Elga de Vries More on research

The neurovascular unit in health and disease 

A number of neurological diseases are marked by the occurrence of inflammatory and oxidative-stress related events in the vasculature of the central nervous system (CNS). The research of the De Vries group is therefore focussed on understanding how alterations at the neurovascular unit underlie neuroinflammatory and neurodegenerative conditions to find novel ways to counteract these detrimental processes.
Pathological alterations in the integrity and function of the brain vasculature and its surrounding cell types are observed in a wide range of neurological diseases such as multiple sclerosis, stroke, brain cancer, and vascular dementia. Current research focuses on the alterations of the neurovascular unit  in MS and a form of dementia which is marked by amyloid deposits at the brain vasculature, capillary cerebral amyloid angiopathy (capCAA) and hoiw this affect brain homeostasis.
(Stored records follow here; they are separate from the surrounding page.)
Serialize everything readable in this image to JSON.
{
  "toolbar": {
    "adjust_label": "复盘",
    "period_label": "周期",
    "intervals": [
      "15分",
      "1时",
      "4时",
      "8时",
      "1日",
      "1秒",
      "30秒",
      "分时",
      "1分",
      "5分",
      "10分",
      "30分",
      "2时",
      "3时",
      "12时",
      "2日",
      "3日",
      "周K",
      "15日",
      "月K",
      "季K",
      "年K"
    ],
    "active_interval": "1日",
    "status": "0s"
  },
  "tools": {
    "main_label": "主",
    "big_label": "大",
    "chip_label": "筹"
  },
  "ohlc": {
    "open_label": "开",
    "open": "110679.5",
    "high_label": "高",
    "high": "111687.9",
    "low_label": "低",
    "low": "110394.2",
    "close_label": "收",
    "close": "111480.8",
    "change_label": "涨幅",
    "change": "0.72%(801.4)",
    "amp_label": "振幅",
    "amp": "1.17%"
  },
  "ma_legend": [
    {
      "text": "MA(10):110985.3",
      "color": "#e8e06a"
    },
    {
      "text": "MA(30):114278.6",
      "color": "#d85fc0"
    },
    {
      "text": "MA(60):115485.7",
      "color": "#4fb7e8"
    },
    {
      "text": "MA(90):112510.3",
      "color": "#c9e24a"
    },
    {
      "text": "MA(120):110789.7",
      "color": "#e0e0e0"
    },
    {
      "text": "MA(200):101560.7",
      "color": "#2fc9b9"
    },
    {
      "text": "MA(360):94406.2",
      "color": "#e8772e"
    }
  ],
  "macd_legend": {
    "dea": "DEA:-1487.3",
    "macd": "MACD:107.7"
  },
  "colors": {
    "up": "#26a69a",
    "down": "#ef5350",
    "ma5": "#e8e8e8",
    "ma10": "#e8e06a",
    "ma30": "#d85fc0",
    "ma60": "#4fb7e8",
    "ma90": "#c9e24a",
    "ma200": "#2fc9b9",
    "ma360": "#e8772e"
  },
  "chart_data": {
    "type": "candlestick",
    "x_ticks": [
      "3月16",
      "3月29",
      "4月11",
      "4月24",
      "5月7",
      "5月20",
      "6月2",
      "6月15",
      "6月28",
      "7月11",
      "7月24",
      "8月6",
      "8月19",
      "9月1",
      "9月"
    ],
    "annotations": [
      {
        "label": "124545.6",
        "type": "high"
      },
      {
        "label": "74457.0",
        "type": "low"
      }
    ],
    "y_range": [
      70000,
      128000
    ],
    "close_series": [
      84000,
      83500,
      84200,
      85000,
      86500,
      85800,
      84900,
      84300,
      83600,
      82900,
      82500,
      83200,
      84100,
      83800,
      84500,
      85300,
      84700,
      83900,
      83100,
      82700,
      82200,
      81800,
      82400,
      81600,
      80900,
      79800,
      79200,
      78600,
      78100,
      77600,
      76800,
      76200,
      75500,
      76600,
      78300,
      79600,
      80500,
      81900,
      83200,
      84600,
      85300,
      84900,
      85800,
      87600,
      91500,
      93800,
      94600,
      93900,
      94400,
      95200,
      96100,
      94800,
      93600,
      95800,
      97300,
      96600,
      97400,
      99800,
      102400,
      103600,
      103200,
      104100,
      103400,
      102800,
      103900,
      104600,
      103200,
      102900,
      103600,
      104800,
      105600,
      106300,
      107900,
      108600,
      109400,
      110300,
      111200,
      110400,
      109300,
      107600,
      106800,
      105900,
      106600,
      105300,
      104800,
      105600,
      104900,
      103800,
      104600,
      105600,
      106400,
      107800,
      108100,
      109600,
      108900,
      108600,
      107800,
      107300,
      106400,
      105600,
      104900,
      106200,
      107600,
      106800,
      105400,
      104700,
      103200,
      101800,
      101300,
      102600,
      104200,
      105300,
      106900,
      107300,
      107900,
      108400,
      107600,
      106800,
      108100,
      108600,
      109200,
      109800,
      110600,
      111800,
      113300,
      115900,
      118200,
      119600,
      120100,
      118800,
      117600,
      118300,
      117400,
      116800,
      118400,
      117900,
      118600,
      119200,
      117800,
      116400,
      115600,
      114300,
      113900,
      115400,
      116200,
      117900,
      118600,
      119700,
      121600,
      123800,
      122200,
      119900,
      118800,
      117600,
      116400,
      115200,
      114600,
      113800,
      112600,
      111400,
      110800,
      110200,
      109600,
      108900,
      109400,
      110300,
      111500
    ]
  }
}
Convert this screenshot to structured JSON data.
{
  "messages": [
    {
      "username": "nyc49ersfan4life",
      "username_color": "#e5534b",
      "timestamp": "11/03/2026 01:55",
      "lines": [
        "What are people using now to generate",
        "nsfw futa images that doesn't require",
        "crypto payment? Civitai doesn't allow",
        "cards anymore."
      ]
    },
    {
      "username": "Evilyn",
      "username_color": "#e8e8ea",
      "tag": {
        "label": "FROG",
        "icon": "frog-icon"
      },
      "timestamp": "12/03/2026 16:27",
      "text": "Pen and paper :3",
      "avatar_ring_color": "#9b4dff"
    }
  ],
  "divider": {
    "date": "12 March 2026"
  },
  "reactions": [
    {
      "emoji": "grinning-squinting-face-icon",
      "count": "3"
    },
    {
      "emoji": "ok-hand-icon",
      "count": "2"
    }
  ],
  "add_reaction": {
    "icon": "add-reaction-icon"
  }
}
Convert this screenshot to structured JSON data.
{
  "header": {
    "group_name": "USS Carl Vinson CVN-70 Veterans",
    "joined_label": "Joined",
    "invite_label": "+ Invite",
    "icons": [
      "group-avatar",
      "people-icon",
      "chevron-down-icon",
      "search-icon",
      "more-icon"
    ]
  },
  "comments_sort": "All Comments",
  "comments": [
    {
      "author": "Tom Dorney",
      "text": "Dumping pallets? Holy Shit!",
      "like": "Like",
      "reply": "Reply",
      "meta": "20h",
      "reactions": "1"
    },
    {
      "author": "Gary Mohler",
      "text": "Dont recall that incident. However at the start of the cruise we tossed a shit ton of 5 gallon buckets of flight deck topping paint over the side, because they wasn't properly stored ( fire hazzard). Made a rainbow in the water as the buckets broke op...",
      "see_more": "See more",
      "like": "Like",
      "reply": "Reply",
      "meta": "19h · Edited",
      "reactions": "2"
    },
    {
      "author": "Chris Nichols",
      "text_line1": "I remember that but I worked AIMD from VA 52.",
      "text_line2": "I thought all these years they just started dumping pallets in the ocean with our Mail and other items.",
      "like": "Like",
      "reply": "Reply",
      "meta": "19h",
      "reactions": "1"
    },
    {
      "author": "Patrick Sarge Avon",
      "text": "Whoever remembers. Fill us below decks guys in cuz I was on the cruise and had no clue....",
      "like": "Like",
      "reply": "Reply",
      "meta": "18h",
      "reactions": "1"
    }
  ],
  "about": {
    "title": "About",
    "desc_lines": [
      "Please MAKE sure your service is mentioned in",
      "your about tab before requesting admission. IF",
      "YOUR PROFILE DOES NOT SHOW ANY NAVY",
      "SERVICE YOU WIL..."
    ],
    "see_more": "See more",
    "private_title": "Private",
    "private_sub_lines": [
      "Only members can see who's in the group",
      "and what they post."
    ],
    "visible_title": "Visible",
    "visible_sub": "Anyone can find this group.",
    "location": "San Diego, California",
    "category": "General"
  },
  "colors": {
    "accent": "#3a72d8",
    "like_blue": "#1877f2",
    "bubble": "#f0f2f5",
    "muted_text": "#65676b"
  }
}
Current research topics include:

1. Understand how alterations of cellular communication at the neurovascular unit underlie pathology. Focus is on the interaction between activated astrocytes and brain endothelium and the identification of targets to restore miscommunication. Current, molecules and pathways of interest are sphingolipid metabolism and anti-inflammatory agents.
2. Define how cells of the immune system gain entry into the CNS during neuroinflammatory disorders, in particular in MS. Here we study the regulation of the molecular pathways in the brain endothelial cells upon the interaction with leukocytes that allow leukocytes to migrate into the brain and cause neurological damage. 
3. Identification of molecular switches that induce and regulate the barrier endothelial phenotype. By means of genomic and epigenetic approaches, new determinants of the blood-brain barrier phenotype are identified and functionally assessed for their capacity to induce barrier properties.
4. Counteract detrimental pathological effects at the level of oligodendrocytes, astrocytes and neurons (see research line dr Jack van Horssen). Specific focus here is on understanding the altered redox balance and mitochondrial function in MS and to find novel ways to counteract these processes.